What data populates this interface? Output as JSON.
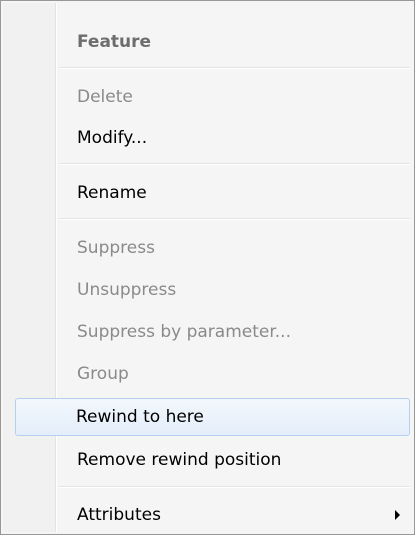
{
  "menu": {
    "header": "Feature",
    "items": [
      {
        "label": "Delete",
        "enabled": false
      },
      {
        "label": "Modify...",
        "enabled": true
      },
      {
        "label": "Rename",
        "enabled": true
      },
      {
        "label": "Suppress",
        "enabled": false
      },
      {
        "label": "Unsuppress",
        "enabled": false
      },
      {
        "label": "Suppress by parameter...",
        "enabled": false
      },
      {
        "label": "Group",
        "enabled": false
      },
      {
        "label": "Rewind to here",
        "enabled": true,
        "highlighted": true
      },
      {
        "label": "Remove rewind position",
        "enabled": true
      },
      {
        "label": "Attributes",
        "enabled": true,
        "submenu": true,
        "icon": "submenu-arrow-icon"
      }
    ]
  }
}
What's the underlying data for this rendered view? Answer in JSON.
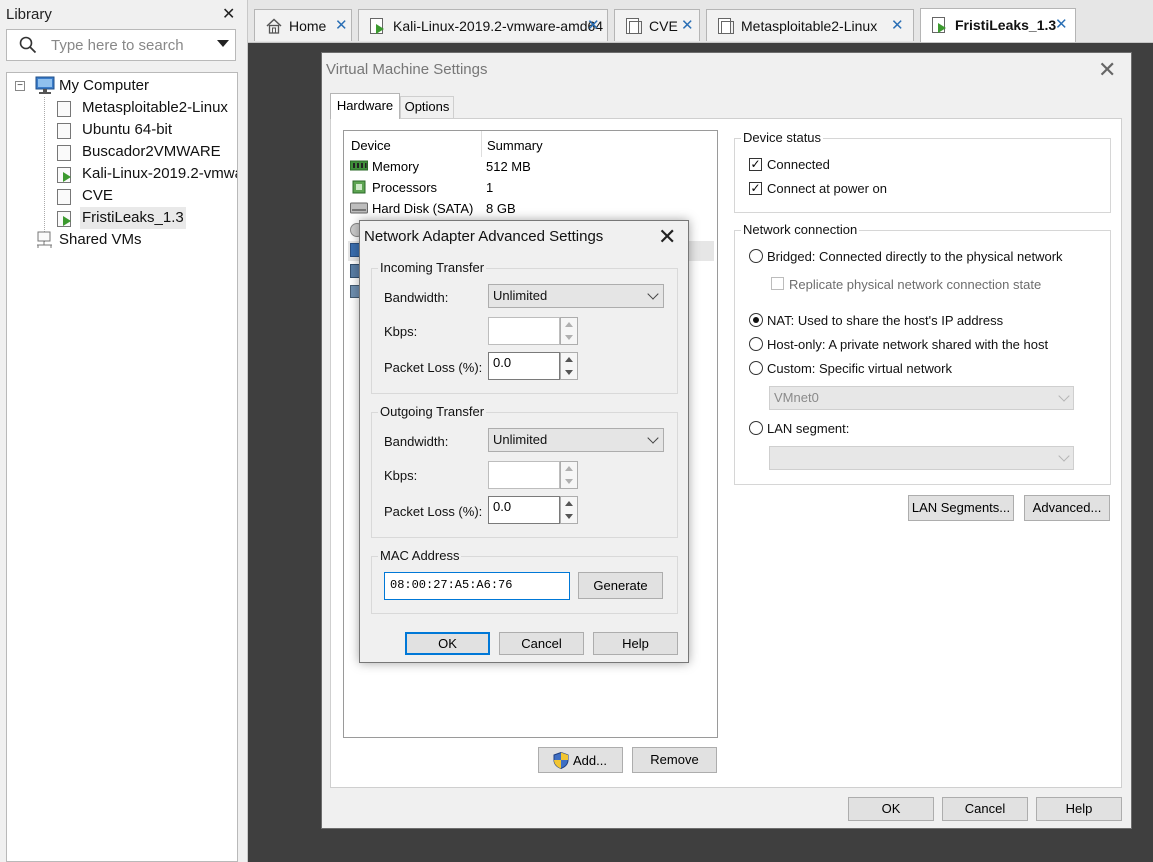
{
  "library": {
    "title": "Library",
    "search_placeholder": "Type here to search",
    "tree": {
      "root": "My Computer",
      "items": [
        {
          "label": "Metasploitable2-Linux",
          "running": false
        },
        {
          "label": "Ubuntu 64-bit",
          "running": false
        },
        {
          "label": "Buscador2VMWARE",
          "running": false
        },
        {
          "label": "Kali-Linux-2019.2-vmwa",
          "running": true
        },
        {
          "label": "CVE",
          "running": false
        },
        {
          "label": "FristiLeaks_1.3",
          "running": true,
          "selected": true
        }
      ],
      "shared": "Shared VMs"
    }
  },
  "tabs": [
    {
      "label": "Home"
    },
    {
      "label": "Kali-Linux-2019.2-vmware-amd64"
    },
    {
      "label": "CVE"
    },
    {
      "label": "Metasploitable2-Linux"
    },
    {
      "label": "FristiLeaks_1.3",
      "active": true
    }
  ],
  "vm_settings": {
    "title": "Virtual Machine Settings",
    "tabs": {
      "hardware": "Hardware",
      "options": "Options"
    },
    "device_list": {
      "headers": {
        "device": "Device",
        "summary": "Summary"
      },
      "rows": [
        {
          "device": "Memory",
          "summary": "512 MB"
        },
        {
          "device": "Processors",
          "summary": "1"
        },
        {
          "device": "Hard Disk (SATA)",
          "summary": "8 GB"
        }
      ]
    },
    "add_button": "Add...",
    "remove_button": "Remove",
    "device_status": {
      "title": "Device status",
      "connected": "Connected",
      "connect_at_power_on": "Connect at power on"
    },
    "network_connection": {
      "title": "Network connection",
      "bridged": "Bridged: Connected directly to the physical network",
      "replicate": "Replicate physical network connection state",
      "nat": "NAT: Used to share the host's IP address",
      "host_only": "Host-only: A private network shared with the host",
      "custom": "Custom: Specific virtual network",
      "vmnet": "VMnet0",
      "lan_segment": "LAN segment:"
    },
    "lan_segments_button": "LAN Segments...",
    "advanced_button": "Advanced...",
    "ok": "OK",
    "cancel": "Cancel",
    "help": "Help"
  },
  "network_adapter_dialog": {
    "title": "Network Adapter Advanced Settings",
    "incoming": {
      "title": "Incoming Transfer",
      "bandwidth_label": "Bandwidth:",
      "bandwidth_value": "Unlimited",
      "kbps_label": "Kbps:",
      "kbps_value": "",
      "packet_loss_label": "Packet Loss (%):",
      "packet_loss_value": "0.0"
    },
    "outgoing": {
      "title": "Outgoing Transfer",
      "bandwidth_label": "Bandwidth:",
      "bandwidth_value": "Unlimited",
      "kbps_label": "Kbps:",
      "kbps_value": "",
      "packet_loss_label": "Packet Loss (%):",
      "packet_loss_value": "0.0"
    },
    "mac": {
      "title": "MAC Address",
      "value": "08:00:27:A5:A6:76",
      "generate": "Generate"
    },
    "ok": "OK",
    "cancel": "Cancel",
    "help": "Help"
  },
  "colors": {
    "accent": "#0078d7",
    "tab_close": "#2a6fb5",
    "vm_running": "#3c9a2f",
    "dark_background": "#3f3f3f"
  }
}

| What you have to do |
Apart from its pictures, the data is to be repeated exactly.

| Reply to the exercise |
What data populates this interface? Output as JSON.
{
  "menu": {
    "header": "Feature",
    "items": [
      {
        "label": "Delete",
        "enabled": false
      },
      {
        "label": "Modify...",
        "enabled": true
      },
      {
        "label": "Rename",
        "enabled": true
      },
      {
        "label": "Suppress",
        "enabled": false
      },
      {
        "label": "Unsuppress",
        "enabled": false
      },
      {
        "label": "Suppress by parameter...",
        "enabled": false
      },
      {
        "label": "Group",
        "enabled": false
      },
      {
        "label": "Rewind to here",
        "enabled": true,
        "highlighted": true
      },
      {
        "label": "Remove rewind position",
        "enabled": true
      },
      {
        "label": "Attributes",
        "enabled": true,
        "submenu": true,
        "icon": "submenu-arrow-icon"
      }
    ]
  }
}
What's the underlying data for this rendered view? Answer in JSON.
{
  "library": {
    "title": "Library",
    "search_placeholder": "Type here to search",
    "tree": {
      "root": "My Computer",
      "items": [
        {
          "label": "Metasploitable2-Linux",
          "running": false
        },
        {
          "label": "Ubuntu 64-bit",
          "running": false
        },
        {
          "label": "Buscador2VMWARE",
          "running": false
        },
        {
          "label": "Kali-Linux-2019.2-vmwa",
          "running": true
        },
        {
          "label": "CVE",
          "running": false
        },
        {
          "label": "FristiLeaks_1.3",
          "running": true,
          "selected": true
        }
      ],
      "shared": "Shared VMs"
    }
  },
  "tabs": [
    {
      "label": "Home"
    },
    {
      "label": "Kali-Linux-2019.2-vmware-amd64"
    },
    {
      "label": "CVE"
    },
    {
      "label": "Metasploitable2-Linux"
    },
    {
      "label": "FristiLeaks_1.3",
      "active": true
    }
  ],
  "vm_settings": {
    "title": "Virtual Machine Settings",
    "tabs": {
      "hardware": "Hardware",
      "options": "Options"
    },
    "device_list": {
      "headers": {
        "device": "Device",
        "summary": "Summary"
      },
      "rows": [
        {
          "device": "Memory",
          "summary": "512 MB"
        },
        {
          "device": "Processors",
          "summary": "1"
        },
        {
          "device": "Hard Disk (SATA)",
          "summary": "8 GB"
        }
      ]
    },
    "add_button": "Add...",
    "remove_button": "Remove",
    "device_status": {
      "title": "Device status",
      "connected": "Connected",
      "connect_at_power_on": "Connect at power on"
    },
    "network_connection": {
      "title": "Network connection",
      "bridged": "Bridged: Connected directly to the physical network",
      "replicate": "Replicate physical network connection state",
      "nat": "NAT: Used to share the host's IP address",
      "host_only": "Host-only: A private network shared with the host",
      "custom": "Custom: Specific virtual network",
      "vmnet": "VMnet0",
      "lan_segment": "LAN segment:"
    },
    "lan_segments_button": "LAN Segments...",
    "advanced_button": "Advanced...",
    "ok": "OK",
    "cancel": "Cancel",
    "help": "Help"
  },
  "network_adapter_dialog": {
    "title": "Network Adapter Advanced Settings",
    "incoming": {
      "title": "Incoming Transfer",
      "bandwidth_label": "Bandwidth:",
      "bandwidth_value": "Unlimited",
      "kbps_label": "Kbps:",
      "kbps_value": "",
      "packet_loss_label": "Packet Loss (%):",
      "packet_loss_value": "0.0"
    },
    "outgoing": {
      "title": "Outgoing Transfer",
      "bandwidth_label": "Bandwidth:",
      "bandwidth_value": "Unlimited",
      "kbps_label": "Kbps:",
      "kbps_value": "",
      "packet_loss_label": "Packet Loss (%):",
      "packet_loss_value": "0.0"
    },
    "mac": {
      "title": "MAC Address",
      "value": "08:00:27:A5:A6:76",
      "generate": "Generate"
    },
    "ok": "OK",
    "cancel": "Cancel",
    "help": "Help"
  },
  "colors": {
    "accent": "#0078d7",
    "tab_close": "#2a6fb5",
    "vm_running": "#3c9a2f",
    "dark_background": "#3f3f3f"
  }
}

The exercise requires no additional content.